Canadian freestyle skier Rachael Karker skies for joy post-Beijing

CALGARY — What Rachael Karker wants to do in her first season after winning an Olympic medal is unwind and ski.

The Canadian earned halfpipe bronze in her Olympic debut last year in Beijing behind champion Eileen Gu and Canadian teammate Cassie Sharpe.

Karker's weeks leading up to Beijing felt fraught with risk.

Possible injury or catching COVID-19 factored into every decision.

She declined her X Games invitation to Aspen, Colo., in order to stay healthy for Beijing.

Objective achieved, the skier from Erin, Ont., hit the reset button for 2022-23.

Karker won December's World Cup season-opener in Copper Mountain, Colo., where she and Canadian teammate Amy Fraser finished one-two in women's pipe.

Karker extended her streak of World Cup medals to nine straight dating back to the 2019-20 season.

The 25-year-old headlines the host Canadian team into the second and third World Cups of the season Thursday and Saturday evening in Calgary's "Snow Rodeo".

"I was pretty burned out after the Games," Karker told The Canadian Press. "I don't think I skied until September. It was a lot last year.

"With COVID, I feel it was three times more stressful than a normal Olympics. I'm just trying to get back into it, find some nice clean runs and find the joy in it again.

"There's less external pressure and it's more trying to go and ski my best without thinking about what that leads to in the future."

Gu will compete in Calgary after sitting out the season-opener.

The American-born athlete hit international stardom winning halfpipe and big air gold, as well as slopestyle silver, for host China in Beijing.

Canada's Sharpe, who won Olympic gold in 2018 and took silver behind Gu, won't compete in Calgary.

The 30-year-old from Comox, B.C., is taking some personal time this season, said Freestyle Canada high-performance director Julie Steggall.

In 2014, WinSport expanded Calgary's superpipe — the biggest in Western Canada — to its current dimensions of 6.7 metres high, 22 metres wide, 160 metres long and a vertical of 83 degrees.

Calgary was an occasional training stop for retired American snowboard legend Shaun White because of the pipe's dimensions and night lightning.

"Having permanent lights here, it's the perfect place to train day skiing and night skiing," said Karker, who moved to Calgary in 2016.

She and Fraser were stumped when asked to estimate how many times they've dropped in to Calgary's pipe in their lives.

Karker thought thousands and Fraser's answer was "hours and hours."

"I wouldn't be on the team if this wasn't here because I would never have had the exposure," said Fraser, a Calgarian who was eighth in Beijing and scored her career-first World Cup medal in Colorado.

The 27-year-old came to halfpipe as an adult. The pipe's ease of access accelerated her entry.

"My experience was I had to work to afford to ski," Fraser said. "During the day, you're working.

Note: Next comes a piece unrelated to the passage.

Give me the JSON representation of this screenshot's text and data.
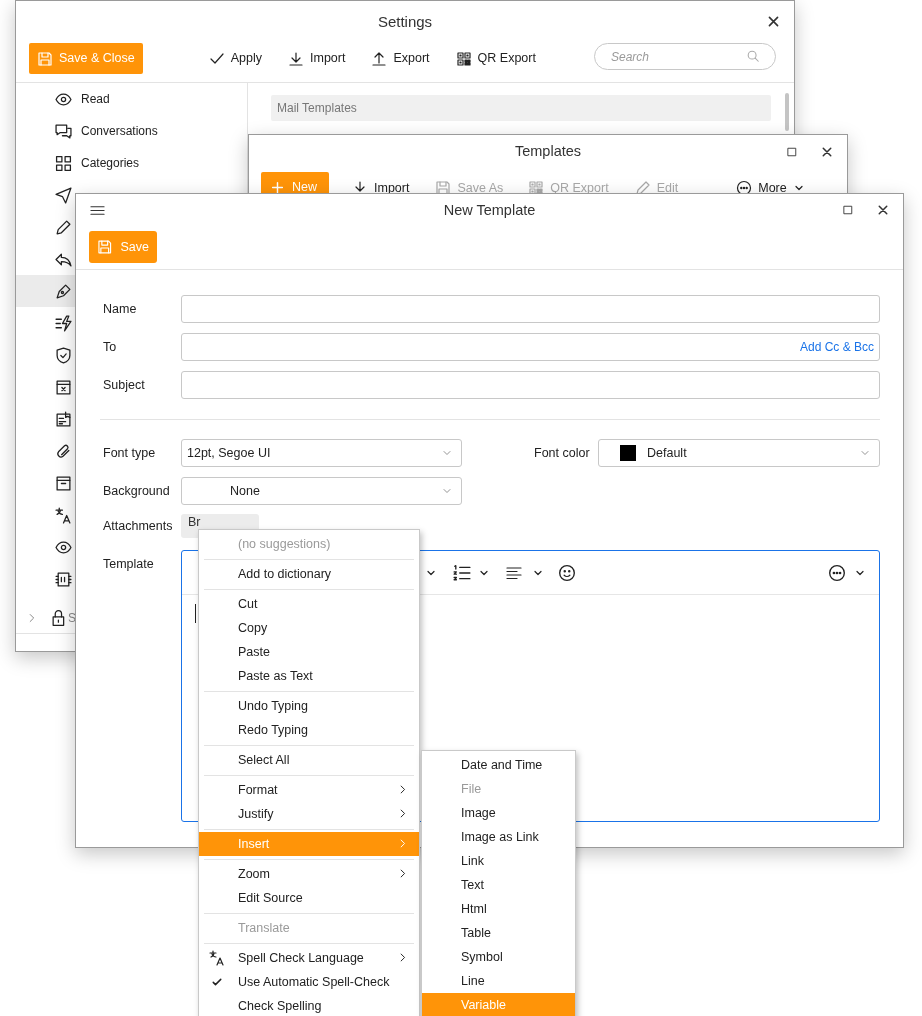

If it was a regular hill, I'd miss all the time I could be in the halfpipe.

"When I was in university classes, I'd come at 7:30 or 8 at night and ski."

Calgarians comprise the majority of the Canadian halfpipe team.

Brendan Mackay, Noah Bowman, Andrew Longino and twin brothers Evan and Dylan Marineau will compete in their home pipe Thursday and Saturday.

Simon D'Artois of Whistler, B.C., rounds out the men's national team that will be augmented by several NexGen and provincial skiers in Calgary.

Mackay was a double men's gold medallist in Calgary's two World Cups last season.

He and Bowman placed second and third respectively in Colorado where Canadians claimed four of six possible medals to kick off this season.

Karker, Fraser and Dillan Glennie of Courtney, B.C., are the Canada's women to watch in Calgary, where Karker hopes her home-pipe comfort is an advantage.

"I ski here all the time so there's a lot less stress when you come in," she said. "You know where everything is. I know this pipe.

"It's not like you show up for two days of training for a contest and you've never seen it before and you're figuring it out. That is what we do almost every event. That stress is taken away when you're here."

This report by The Canadian Press was first published Jan. 18, 2023.

Donna Spencer, The Canadian Press